Poor old Dragon Kid has had pretty much no exposition over the course of Tiger & Bunny so far - indeed, it feels like every time we've seen her she's been either directing traffic or people to safety. Still, apparently she's also a rather handy NEXT in her own right complete with the power of electricity, even if she is very much a stubborn tomboy.
Dragon Kid's character slots into our episodic story for the week surrounding the young child of the city's mayor, and with a requirement for someone to babysit him cropping up in the face of a spate of child kidnappings its left to our superheroes to do the job. The trouble is, the child in question is a NEXT itself, and it seems that he'll only accept Dragon Kid as his surrogate parent for the duration.
Thus, our young Chinese girl and her Kill Bill inspired getup finds herself hanging out with both Tiger and Barnaby on babysitting duty, before both child and babysitter get kidnapped by a trio of NEXT with unusual powers to smell out money, danger and lies between them (which is probably why you never see them hanging out with Ryan Giggs). Who is going to save the day on this occasion? Regardless of those final machinations, Dragon Kid learns a little more about how to understand her parents way of thinking while Barnaby's continued hunt for the killer of his parents takes another twist towards the end of the episode.
It feels like I say this every week, but once again we have an episode of Tiger & Bunny based around a concept that is as old as the hills, yet once again it doesn't really matter. I'm not entirely convinced that Dragon Kid quite got the character-building treatment she deserved here (it certainly pales to that given to Blue Rose and the Origami Cyclone), yet the instalment as a whole pulled off its usual fun blend of action and comedy whilst also weaving some more aspects of its over-arching story as it pertains to Barnaby into the mix.
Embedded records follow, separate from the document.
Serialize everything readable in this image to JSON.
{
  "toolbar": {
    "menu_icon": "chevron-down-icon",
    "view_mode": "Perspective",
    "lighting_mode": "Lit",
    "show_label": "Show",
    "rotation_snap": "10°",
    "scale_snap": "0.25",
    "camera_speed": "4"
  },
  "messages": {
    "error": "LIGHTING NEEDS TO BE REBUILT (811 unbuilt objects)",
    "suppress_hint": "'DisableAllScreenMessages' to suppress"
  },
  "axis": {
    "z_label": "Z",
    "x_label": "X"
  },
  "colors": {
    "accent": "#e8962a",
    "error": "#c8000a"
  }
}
It's perhaps this ability to mix quick blasts of largely harmless and mindless fun in with something more important and long-term for the series that stands it in good stead, and even when it's plumbing the depths of "seen it all before" story lines it still continues to work its magic to some extent.